Pull every line that includes the word "JSON" out of the data below and copy it.

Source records
##############################

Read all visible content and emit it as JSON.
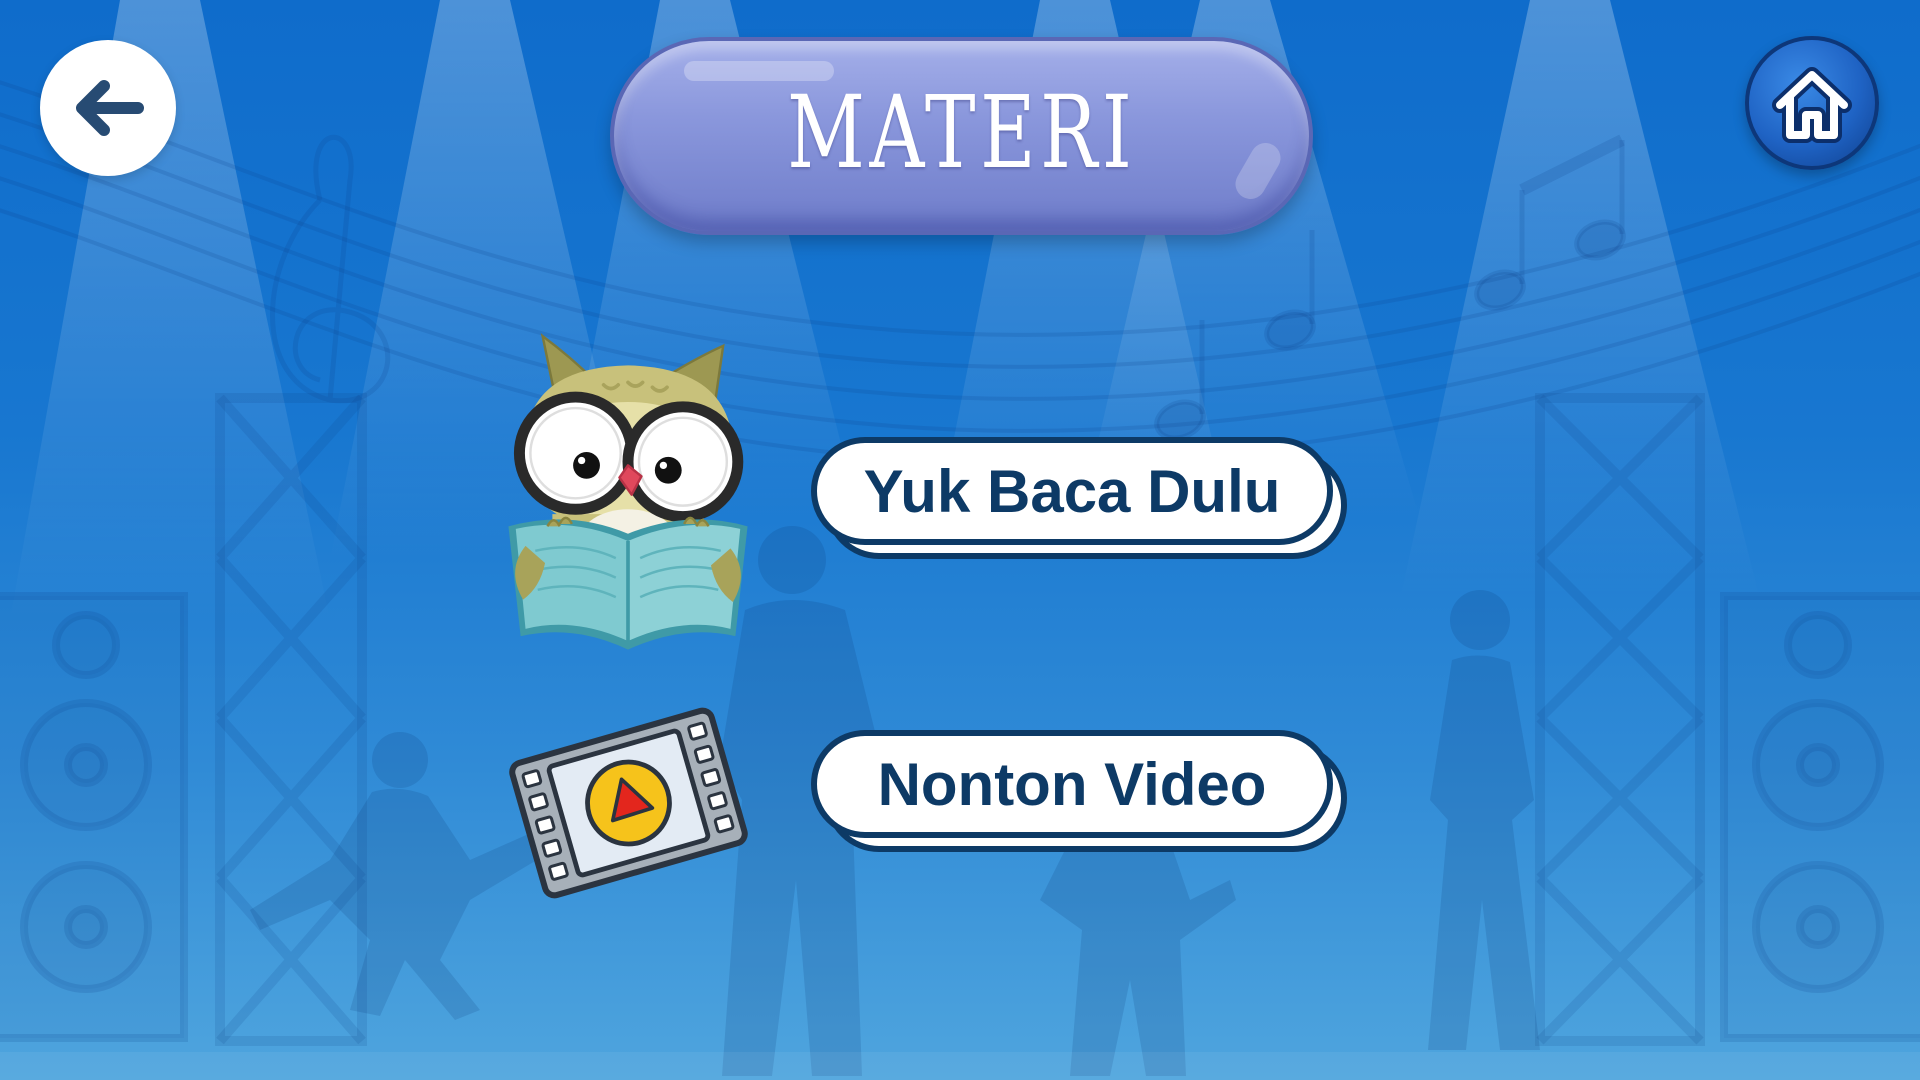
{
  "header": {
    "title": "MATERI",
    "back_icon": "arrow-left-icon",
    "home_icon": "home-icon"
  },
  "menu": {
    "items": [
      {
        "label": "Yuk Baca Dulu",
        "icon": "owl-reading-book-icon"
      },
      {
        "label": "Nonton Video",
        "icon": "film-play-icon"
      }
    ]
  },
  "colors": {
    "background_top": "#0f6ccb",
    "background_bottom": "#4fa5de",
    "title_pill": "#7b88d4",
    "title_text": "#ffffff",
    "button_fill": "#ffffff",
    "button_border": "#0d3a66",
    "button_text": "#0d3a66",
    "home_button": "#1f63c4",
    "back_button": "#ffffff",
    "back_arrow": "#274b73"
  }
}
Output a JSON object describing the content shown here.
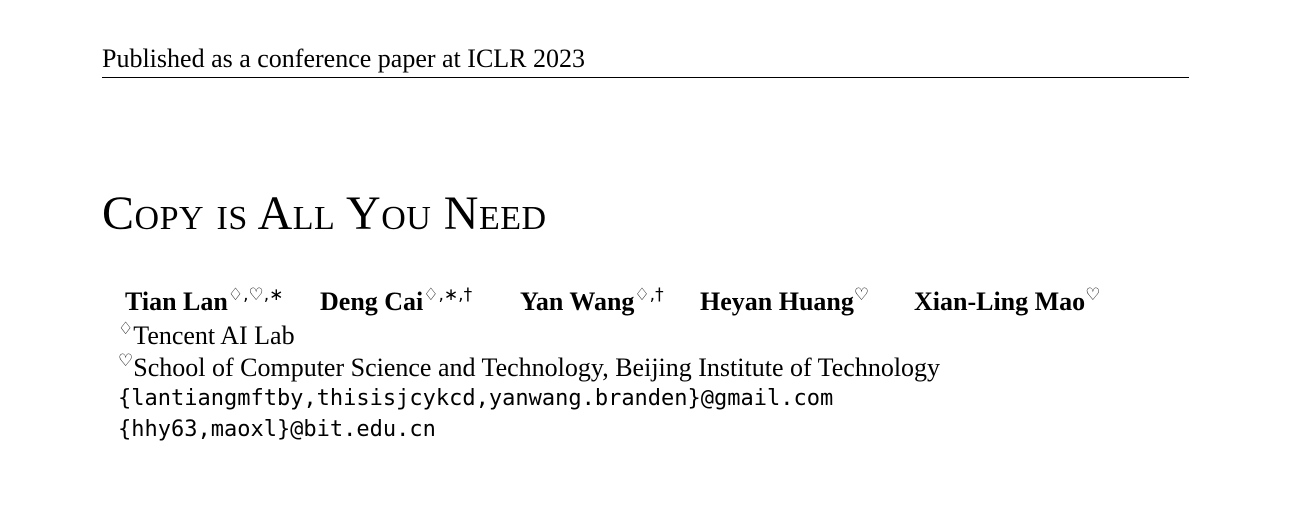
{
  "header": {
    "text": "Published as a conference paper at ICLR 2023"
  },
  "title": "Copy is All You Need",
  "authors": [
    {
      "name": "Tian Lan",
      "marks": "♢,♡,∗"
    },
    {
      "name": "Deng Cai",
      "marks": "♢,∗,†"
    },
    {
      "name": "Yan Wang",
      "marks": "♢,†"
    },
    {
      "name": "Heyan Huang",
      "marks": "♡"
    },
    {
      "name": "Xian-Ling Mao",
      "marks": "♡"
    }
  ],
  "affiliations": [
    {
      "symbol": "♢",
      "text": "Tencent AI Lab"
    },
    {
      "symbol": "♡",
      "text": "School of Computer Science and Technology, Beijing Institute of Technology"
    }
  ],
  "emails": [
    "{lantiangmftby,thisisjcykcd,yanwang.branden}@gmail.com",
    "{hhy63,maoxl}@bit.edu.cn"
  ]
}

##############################

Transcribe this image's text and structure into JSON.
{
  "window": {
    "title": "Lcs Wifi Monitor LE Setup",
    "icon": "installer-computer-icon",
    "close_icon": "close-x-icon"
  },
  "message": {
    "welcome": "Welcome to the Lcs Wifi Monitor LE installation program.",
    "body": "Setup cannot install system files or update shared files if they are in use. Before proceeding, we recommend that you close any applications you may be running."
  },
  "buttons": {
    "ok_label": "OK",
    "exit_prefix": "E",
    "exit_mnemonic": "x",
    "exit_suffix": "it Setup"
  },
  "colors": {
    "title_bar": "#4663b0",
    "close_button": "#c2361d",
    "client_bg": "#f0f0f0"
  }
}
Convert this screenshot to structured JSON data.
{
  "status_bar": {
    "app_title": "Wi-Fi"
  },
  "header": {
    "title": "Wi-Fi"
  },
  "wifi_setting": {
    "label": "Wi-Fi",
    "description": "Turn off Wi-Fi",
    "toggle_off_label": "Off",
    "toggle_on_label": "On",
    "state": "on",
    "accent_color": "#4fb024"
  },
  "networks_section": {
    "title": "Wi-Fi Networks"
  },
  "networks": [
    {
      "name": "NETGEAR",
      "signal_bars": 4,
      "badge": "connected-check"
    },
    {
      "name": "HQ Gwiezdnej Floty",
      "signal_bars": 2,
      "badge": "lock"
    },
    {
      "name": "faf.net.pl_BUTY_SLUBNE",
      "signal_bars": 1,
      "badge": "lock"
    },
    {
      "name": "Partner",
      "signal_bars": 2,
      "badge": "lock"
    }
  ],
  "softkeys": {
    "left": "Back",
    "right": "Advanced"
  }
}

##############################

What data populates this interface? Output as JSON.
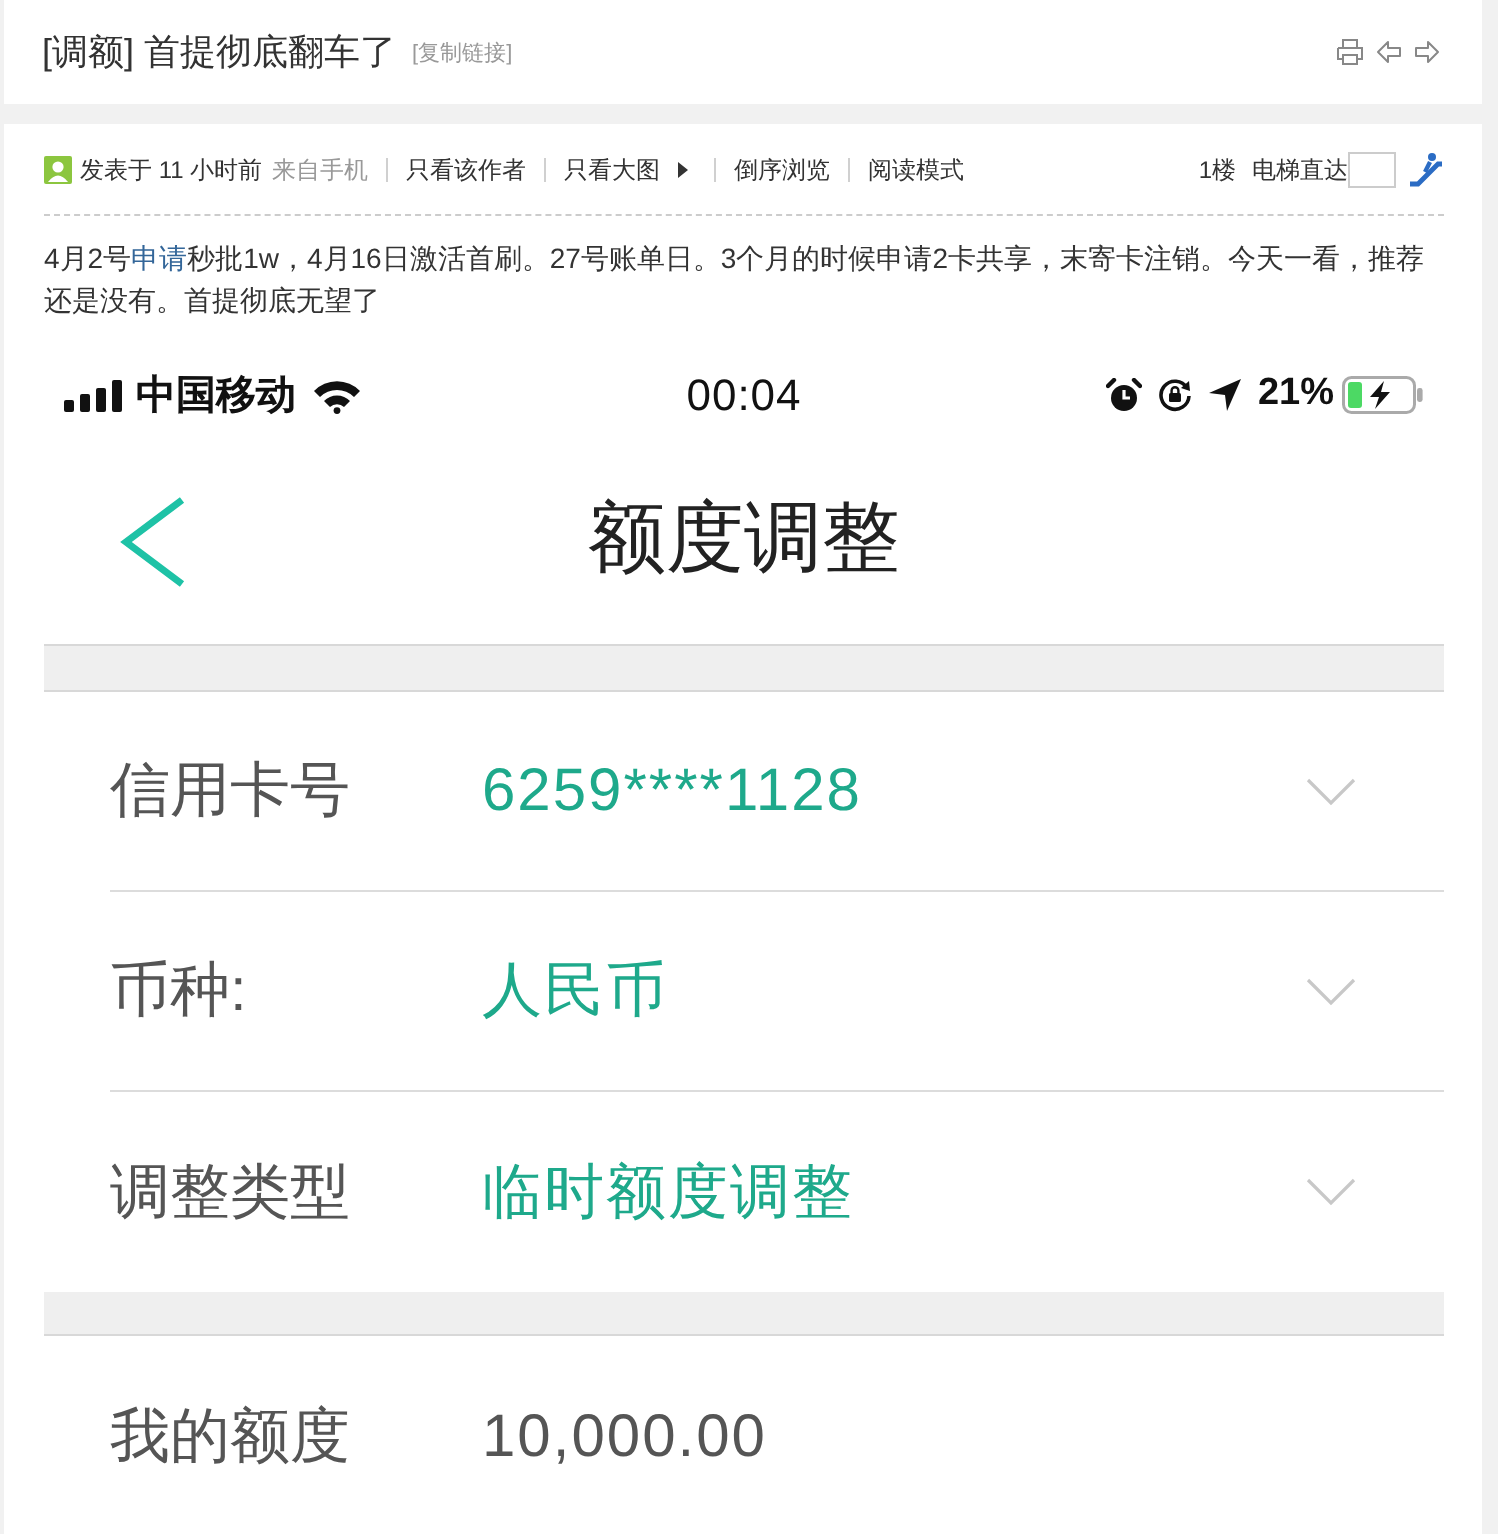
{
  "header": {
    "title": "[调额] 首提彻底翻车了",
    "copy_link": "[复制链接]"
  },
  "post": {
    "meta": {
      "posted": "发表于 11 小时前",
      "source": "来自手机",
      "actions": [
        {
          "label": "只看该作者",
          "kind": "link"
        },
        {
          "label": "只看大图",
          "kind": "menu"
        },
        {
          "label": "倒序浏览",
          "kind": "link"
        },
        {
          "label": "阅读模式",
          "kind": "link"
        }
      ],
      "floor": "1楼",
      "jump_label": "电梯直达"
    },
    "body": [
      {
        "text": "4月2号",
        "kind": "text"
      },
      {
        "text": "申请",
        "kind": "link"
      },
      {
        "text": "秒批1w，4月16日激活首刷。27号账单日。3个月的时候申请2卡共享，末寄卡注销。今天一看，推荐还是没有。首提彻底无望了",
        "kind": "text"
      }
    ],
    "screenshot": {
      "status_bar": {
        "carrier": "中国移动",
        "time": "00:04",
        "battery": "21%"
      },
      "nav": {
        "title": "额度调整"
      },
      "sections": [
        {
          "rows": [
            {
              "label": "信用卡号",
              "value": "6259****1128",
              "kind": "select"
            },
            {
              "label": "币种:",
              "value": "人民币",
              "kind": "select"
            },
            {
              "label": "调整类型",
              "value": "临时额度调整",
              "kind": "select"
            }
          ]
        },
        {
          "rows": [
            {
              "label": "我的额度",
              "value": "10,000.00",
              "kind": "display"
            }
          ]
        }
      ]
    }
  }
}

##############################

- **Your solution**:
Read all visible content and emit it as JSON.
Output a JSON object describing the content shown here.
Transcribe this image's text and structure into JSON.
Convert this screenshot to structured JSON data.
What data populates this interface? Output as JSON.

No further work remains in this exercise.